I unlimbered my pole, unwound the line and undid the little sproat hook from the corkstopper—not a cork from a medicine bottle, but the wooden one Daddy bought me one Saturday at Watson’s Store when I was seven—all green, red and yellow, with a stobber through it, so you could peg the line up or down. Dug around in the worm can until I found one and my hand came out worm slimy and caked with black dirt all under my fingernails, threaded ’im on the hook with my tongue consciously sticking past pursed lips, left a little of mister worm on the end to wiggle an invitation. Was purtey-near seven all over again.
Swung the pole and lobbed my hopes out ker-plunk into the shadow of the old gum trunk. While the bees worked the dandy-lyns in happy undertones, and the dragonflies hovered around with those big ol’ goggle eyes. Until one of the smaller ones lit on the stobber of my corkstopper, and I could hear Grandma again, in an Andy Griffith swagger, “good luck, Boy…g-o-o-d l-uu-c-k!”
It was along about then, I think, with the buzzards cutting lazy circles in the mares’ tails of a June-blue sky overhead, the lilting notes of the warblers in the tree-tops, and the long-ago melody of a meadowlark singin’ his heart out on an old fencepost nearby, that I found it again.
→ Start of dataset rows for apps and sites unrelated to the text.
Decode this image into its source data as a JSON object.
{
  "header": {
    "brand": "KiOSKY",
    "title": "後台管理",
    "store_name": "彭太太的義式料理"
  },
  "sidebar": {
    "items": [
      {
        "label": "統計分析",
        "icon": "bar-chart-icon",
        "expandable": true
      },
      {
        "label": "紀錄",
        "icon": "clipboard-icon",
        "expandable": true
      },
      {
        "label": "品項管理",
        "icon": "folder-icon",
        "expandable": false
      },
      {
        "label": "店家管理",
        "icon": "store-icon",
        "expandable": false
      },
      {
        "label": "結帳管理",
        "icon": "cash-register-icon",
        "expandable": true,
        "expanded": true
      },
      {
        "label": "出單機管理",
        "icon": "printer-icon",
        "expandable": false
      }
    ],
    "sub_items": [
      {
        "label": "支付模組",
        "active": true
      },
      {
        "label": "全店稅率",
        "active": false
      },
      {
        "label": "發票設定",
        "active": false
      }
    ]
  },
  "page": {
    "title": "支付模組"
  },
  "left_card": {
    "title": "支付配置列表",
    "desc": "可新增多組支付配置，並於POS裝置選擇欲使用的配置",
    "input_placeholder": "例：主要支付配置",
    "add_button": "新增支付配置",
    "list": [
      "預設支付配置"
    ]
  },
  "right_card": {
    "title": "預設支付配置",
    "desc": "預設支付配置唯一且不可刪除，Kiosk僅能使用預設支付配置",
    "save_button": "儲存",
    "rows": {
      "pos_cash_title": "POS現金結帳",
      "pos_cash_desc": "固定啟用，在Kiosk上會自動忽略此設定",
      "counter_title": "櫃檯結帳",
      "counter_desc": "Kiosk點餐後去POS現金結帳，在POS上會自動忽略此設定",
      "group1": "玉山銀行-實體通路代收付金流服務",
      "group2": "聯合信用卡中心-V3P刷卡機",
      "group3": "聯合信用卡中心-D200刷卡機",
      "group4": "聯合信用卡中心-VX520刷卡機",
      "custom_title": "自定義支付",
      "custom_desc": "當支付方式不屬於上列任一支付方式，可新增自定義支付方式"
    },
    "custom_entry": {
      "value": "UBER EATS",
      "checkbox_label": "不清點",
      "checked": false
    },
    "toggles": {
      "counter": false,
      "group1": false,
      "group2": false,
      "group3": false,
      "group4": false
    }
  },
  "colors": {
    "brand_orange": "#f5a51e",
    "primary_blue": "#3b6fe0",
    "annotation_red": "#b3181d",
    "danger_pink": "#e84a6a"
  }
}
They say you can’t go back again. Well, that ain’t entirely true.
And there’s something ’bout lazing back, not wantin’ to be anywhere else, and watching a corkstopper that’s kinda like having somebody good sketching your likeness out with a pencil on a pad. You get that way-down, mesmerizing, mellow-yellow feeling that holds you pleasantly captive right to the soul…and won’t let go. That just then feels so right you don’t never want it to.
Until, all of a sudden it bobs sharply ’bout twice, ripplin’ the pool, then lays to the water and starts trailin’ off, ’fore it’s jerked clean under, and you rare back on the pole and the line goes tight, the tip all bent and twitchin’, ’fore you haul out a robin redbreast about six ounces, wet and shiny and prettier than an Easter egg. ’Cept it might be a yellow-belly, or a flier, a chubsucker or maybe even a butter-cat.
I stayed until the sun plumb died over the Hopewell Church bridge that afternoon, and walked back up the gentle pasture hillside at dusk, stopped by Methuselah and considered the generations of old shoes under the vine for a time, paused by the remnants of the old home place for a moment or so, before I reluctantly climbed back into the truck to leave for another year…and, yes…there was some sadness in it. But not so much you could tell.
Mostly, I’d found myself again, and I knew I’d be off to Timbuktu sometime again before long. But I’d know from whence I left, and never forget who I was when I was gone.
Had a man once who said, “The older the boy, the younger the man.”
Strikes me he was right. No matter how old you are, you got to hang on to him—the boy—never let him go.
That maybe the day you do, regardless of the latter-dates on a tombstone, is the day the man in you dies too.